As soon as we had freshened up, however, I went and settled myself on a cushion in the balcony. The view was spectacular. All around us were the Nilgiri Hills – lightly green at the time – but would soon turn blue and then pitch black in some hours. The area between the hill and the cottage was uncluttered, with some trees lining the sides and a place to light your own bonfire. After the lunch hour, we went walking within the resort ground. There was the lunch room, a decent sized volleyball court, next to a slightly muddy basketball court. Tree houses were lines behind the trees. On the other side were the pet animals – from hens and ducks to turkeys and emus. A two year old pug, which answers to the name of Bolt, was there to guide us through the plantation. Bolt seemed to be the brave sort – except when it came anywhere close to the other 3 dogs kept in cages – two Dobermans and a German shepherd. The growling ones were kept as guard dogs and would be let out only at night. The owner of the place knew what he was talking about. “We get visited by elephants almost every night. And leopards once in a while as well. We have to make sure that the lodgers and our animals are all safe”, he said, smiling, only as if to add a touch of mystery.
The idea that leopards can come inside the resort and that elephants have no qualms about visiting every other night left me sleepless. Add to that were the notices and the government rule which declared that the road to Masinagudi would be closed from 10 pm to 6 am. We managed to stay up till around 3 am to see if an elephant to surprise us with his visit, but even if he did, we could not see a thing. So we did the next best thing – book a safari early in the morning.

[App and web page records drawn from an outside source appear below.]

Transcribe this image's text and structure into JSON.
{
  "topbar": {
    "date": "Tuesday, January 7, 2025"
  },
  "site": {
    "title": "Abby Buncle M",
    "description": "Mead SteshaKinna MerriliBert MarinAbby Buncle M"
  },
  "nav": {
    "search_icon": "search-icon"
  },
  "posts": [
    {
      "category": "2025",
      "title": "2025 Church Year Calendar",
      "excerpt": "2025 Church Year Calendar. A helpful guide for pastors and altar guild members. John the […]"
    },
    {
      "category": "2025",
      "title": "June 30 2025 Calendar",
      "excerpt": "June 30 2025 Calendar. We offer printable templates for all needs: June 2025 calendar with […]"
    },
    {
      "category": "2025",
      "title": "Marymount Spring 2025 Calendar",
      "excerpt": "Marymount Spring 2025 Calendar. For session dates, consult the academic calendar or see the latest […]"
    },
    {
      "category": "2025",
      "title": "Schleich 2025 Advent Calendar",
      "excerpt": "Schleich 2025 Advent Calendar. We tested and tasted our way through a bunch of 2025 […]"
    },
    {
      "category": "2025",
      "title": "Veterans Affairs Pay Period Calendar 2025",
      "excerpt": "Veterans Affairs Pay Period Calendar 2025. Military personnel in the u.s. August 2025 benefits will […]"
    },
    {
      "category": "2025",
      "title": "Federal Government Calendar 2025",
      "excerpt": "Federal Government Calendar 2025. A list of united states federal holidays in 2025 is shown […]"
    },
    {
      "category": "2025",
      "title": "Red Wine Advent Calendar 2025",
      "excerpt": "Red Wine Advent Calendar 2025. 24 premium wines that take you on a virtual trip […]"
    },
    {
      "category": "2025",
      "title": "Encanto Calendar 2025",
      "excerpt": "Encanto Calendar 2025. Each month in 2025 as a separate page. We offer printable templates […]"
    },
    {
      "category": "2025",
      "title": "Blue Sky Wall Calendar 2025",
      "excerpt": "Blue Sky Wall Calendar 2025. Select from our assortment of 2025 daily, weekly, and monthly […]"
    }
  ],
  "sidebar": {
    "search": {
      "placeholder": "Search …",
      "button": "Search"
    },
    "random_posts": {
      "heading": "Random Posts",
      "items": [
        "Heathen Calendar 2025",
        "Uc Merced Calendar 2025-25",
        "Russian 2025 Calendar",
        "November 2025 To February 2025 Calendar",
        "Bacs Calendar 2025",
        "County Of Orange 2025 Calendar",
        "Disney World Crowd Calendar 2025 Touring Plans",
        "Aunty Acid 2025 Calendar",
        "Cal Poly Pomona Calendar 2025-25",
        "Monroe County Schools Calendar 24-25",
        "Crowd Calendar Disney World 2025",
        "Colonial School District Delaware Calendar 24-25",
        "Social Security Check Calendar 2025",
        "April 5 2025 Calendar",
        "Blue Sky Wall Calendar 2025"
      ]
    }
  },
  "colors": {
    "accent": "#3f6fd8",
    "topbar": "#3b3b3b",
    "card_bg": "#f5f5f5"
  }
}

The safari, which starts from the Mudumalai wildlife center takes you around the core areas of the jungle. We managed to catch sight of gazzion of deers, a few peacocks and one wild elephant. Some wild boars and such were also visible once in a while. After 2 hours, once we were back – we realised it was just a matter of luck, like it always is with animals. And as always, my luck never favours me in places of such wild, primal interests. We did visit the elephant feeding centre and saw the domesticated ones being given a bath and being fed mounds of well… un-edible looking things. The notice board at the tourist centre listed down how many tigers and leopards had been visible in the last month itself. According to the forest department’s record – we were two days too late. The groups who had come just two days before us had managed to see not just a tiger, but a leopard, a black panther and a bear. The injustice!!!
We decided since the jungle isn’t really warming up to us, except for the guest house and the absolutely delicious food they served there, we should make a move. Thus we finished our weekend-drive – via Mysore to finally reach Bangalore – hoping that somehow or the other the luck changes and a wild animal suddenly comes ahead. Maybe next time. Maybe there is a quota for how many times you can visit wildlife reserves and still not see something. Maybe soon.